A True Champion, Alyssa Liddle battled and beat her greatest foe and continues to inspire those around her.
Cancer diagnosis story
I was diagnosed with Stage 3 Ewing’s Sarcoma when I was 22. Now, at the age of 25 I am ready to take back my life and live it the way I want and can.
When I was diagnosed at such a young age, I felt like I had my whole life ahead of me with endless possibilities. I had just recently graduated from college and had also just gotten back from a long backpacking trip in Europe. I was working full time and had just started to date someone. So it really felt like I was living a great life with everything falling into place so quickly and easily. It is just crazy to me to think about how quickly that all had changed.
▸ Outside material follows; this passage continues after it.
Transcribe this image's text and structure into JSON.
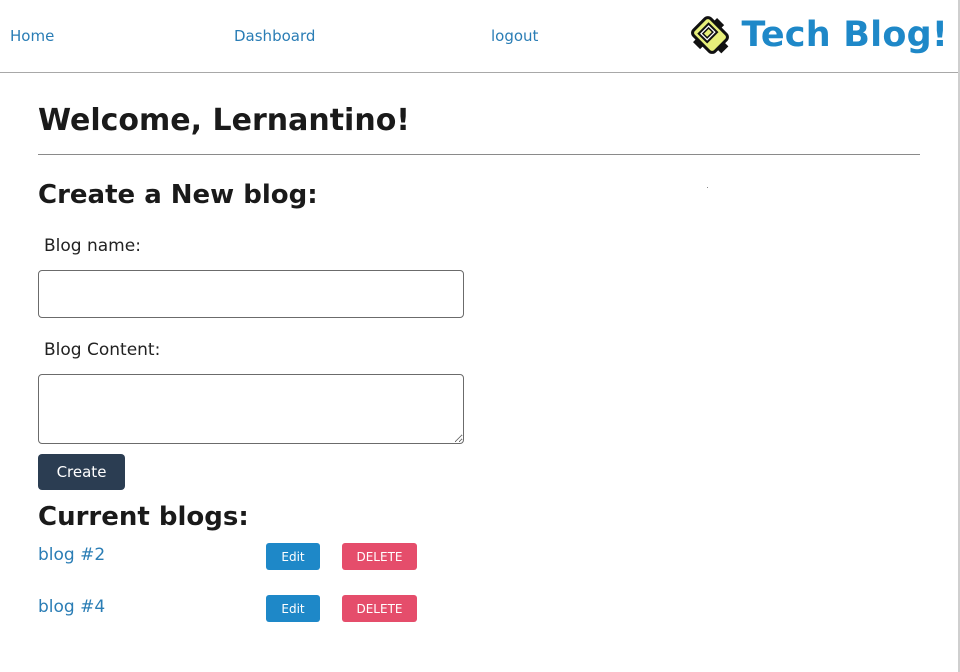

When Fall of 2016 came rolling through, I noticed some swelling in my right leg, just below my knee. I thought it was a blood clot. And I ended up getting diagnosed with Ewing’s Sarcoma in April of 2017- multiple months after discovering the swelling. The diagnosis process itself was just a small taste of the whirlwind my life was about to go in.
My general practitioner told me it was just a bruise in the muscle that was causing the swelling. And after months of me hounding for more tests and answers, I was finally granted an MRI on my right leg. The doctor called me with my MRI report while I was getting ready to board a tiny airplane to go to the middle of nowhere in Kansas for work.
He told me that it “looks like cancer, but we don’t know how bad or how active”. That whole call is a blur in my memory and it felt like something you’d see on a dramatic TV series or movie. After returning from my work trip, I got a biopsy to get even more info.
Fast forward a little bit, I had started extreme hormone treatments to begin the process of harvesting my eggs. The chemo regimen I was about to start was going to give me a 50/50 chance of completely ruining my reproductive system. I had to start that process ASAP since my oncologist wanted me to start chemotherapy, and I can’t do both at the same time.
The chemotherapy that I got was rough and tough. I even had to go on Long Term Disability for my job since I was not going to be able to work during my chemo treatments. I did 18 rounds of alternating between 5 days a week and 2 days a week, every two weeks, for 6 hours a day. Complicated, and gross. All in all, that’s about 54 days of chemo treatment. And that doesn’t include hospital visits, surgeries, blood and platelet transfusions, fluid bags, white blood cell stimulant shots or blood workdays. My “treatment phase” took about a year to complete. And my final day of treatment was on February 5th of 2018.